Bills were getting paid easily. We were able to save and help our friends out who were in a tougher spot than we were.
I got to rest for the first time in so, so long. I’m a writer. It’s something I cherish above all else, and I promised myself I would never turn it into a career out of fear that it would ruin my love for it.
Before the pandemic, I had hardly any time to write at all, and I felt guilty about it when I did. I had such little time to myself outside of work. Shouldn’t I have been spending that time helping around the house? Taking care of errands?
But with the time off from work, I’ve had so many more opportunities. I can take a few hours to dedicate to writing, and I know that I can come back to a document if I lose steam for the day. I’m currently working on short stories and my first poetry book. I don’t have to worry about the once-in-a-blue-moon chance to kick-start a new idea. I’ve never felt happier with my writing. I am so scared of losing this feeling, even though I know it comes at a cost now.
Michael Waters is a writer covering politics and economics. His work has appeared in the Atlantic, Gizmodo, BuzzFeed, and the Outline.
Support Vox’s explanatory journalism

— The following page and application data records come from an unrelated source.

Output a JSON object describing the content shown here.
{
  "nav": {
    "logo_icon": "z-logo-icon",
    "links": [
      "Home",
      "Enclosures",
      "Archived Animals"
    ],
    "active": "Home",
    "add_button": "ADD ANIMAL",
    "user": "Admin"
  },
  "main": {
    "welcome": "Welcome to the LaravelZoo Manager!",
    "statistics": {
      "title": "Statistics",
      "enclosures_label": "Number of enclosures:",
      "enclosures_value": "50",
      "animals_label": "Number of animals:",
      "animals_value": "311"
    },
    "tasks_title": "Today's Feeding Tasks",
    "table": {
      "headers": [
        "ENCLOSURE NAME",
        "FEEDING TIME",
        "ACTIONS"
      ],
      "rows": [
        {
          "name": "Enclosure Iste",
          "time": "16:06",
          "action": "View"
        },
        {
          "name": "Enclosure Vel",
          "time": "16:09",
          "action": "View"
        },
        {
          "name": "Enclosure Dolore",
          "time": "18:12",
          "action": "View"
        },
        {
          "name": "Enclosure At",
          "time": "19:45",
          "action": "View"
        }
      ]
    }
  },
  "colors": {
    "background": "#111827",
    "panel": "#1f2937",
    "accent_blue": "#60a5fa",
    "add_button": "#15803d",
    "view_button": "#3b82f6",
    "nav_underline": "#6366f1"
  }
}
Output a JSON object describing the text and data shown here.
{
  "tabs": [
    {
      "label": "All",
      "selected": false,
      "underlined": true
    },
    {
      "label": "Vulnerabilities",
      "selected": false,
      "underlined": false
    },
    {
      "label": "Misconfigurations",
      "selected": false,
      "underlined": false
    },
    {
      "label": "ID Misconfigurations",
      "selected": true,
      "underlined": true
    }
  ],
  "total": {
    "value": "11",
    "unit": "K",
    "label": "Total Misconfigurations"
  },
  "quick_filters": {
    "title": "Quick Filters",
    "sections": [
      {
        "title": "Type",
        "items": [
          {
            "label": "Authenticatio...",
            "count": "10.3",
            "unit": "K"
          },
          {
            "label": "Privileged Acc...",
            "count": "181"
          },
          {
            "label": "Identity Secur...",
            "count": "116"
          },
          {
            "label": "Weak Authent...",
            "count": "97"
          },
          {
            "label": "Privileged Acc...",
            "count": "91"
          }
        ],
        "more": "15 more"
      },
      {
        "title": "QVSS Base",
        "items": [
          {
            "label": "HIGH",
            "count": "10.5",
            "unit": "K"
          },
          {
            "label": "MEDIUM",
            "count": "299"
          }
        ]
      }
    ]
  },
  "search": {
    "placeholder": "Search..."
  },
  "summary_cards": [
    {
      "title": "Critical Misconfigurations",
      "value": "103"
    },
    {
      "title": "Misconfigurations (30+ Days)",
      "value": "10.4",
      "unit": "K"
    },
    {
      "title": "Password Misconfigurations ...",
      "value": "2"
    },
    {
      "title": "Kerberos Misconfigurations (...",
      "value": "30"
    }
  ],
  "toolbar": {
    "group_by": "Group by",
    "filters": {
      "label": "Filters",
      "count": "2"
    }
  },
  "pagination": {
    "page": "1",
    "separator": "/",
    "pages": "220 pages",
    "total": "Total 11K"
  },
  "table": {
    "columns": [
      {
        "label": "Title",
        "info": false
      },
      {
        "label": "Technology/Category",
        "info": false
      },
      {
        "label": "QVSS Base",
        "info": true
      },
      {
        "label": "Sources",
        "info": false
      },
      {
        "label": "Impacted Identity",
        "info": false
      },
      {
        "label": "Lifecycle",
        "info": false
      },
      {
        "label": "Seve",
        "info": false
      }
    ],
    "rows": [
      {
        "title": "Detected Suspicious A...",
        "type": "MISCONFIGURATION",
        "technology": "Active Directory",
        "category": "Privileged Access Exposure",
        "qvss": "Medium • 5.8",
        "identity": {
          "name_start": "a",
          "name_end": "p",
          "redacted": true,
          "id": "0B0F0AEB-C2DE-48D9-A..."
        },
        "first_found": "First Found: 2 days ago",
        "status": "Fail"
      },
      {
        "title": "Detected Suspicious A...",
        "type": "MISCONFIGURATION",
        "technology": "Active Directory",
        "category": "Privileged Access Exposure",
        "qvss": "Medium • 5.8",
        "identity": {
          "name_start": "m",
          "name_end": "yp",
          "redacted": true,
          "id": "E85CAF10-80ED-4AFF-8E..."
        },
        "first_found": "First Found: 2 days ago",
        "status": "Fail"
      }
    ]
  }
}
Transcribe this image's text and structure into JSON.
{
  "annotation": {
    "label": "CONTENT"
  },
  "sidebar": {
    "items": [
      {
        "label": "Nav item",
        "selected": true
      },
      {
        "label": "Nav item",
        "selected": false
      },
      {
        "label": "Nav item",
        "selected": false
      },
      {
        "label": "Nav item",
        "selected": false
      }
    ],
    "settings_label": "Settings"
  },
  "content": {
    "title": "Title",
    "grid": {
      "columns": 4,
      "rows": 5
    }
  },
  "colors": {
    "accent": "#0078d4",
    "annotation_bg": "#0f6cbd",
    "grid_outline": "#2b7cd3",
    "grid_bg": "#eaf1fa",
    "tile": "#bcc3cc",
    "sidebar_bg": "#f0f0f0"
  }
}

Every day at Vox, we aim to answer your most important questions and provide you, and our audience around the world, with information that has the power to save lives. Our mission has never been more vital than it is in this moment: to empower you through understanding. Vox’s work is reaching more people than ever, but our distinctive brand of explanatory journalism takes resources — particularly during a pandemic and an economic downturn. Your financial contribution will not constitute a donation, but it will enable our staff to continue to offer free articles, videos, and podcasts at the quality and volume that this moment requires. Please consider making a contribution to Vox today.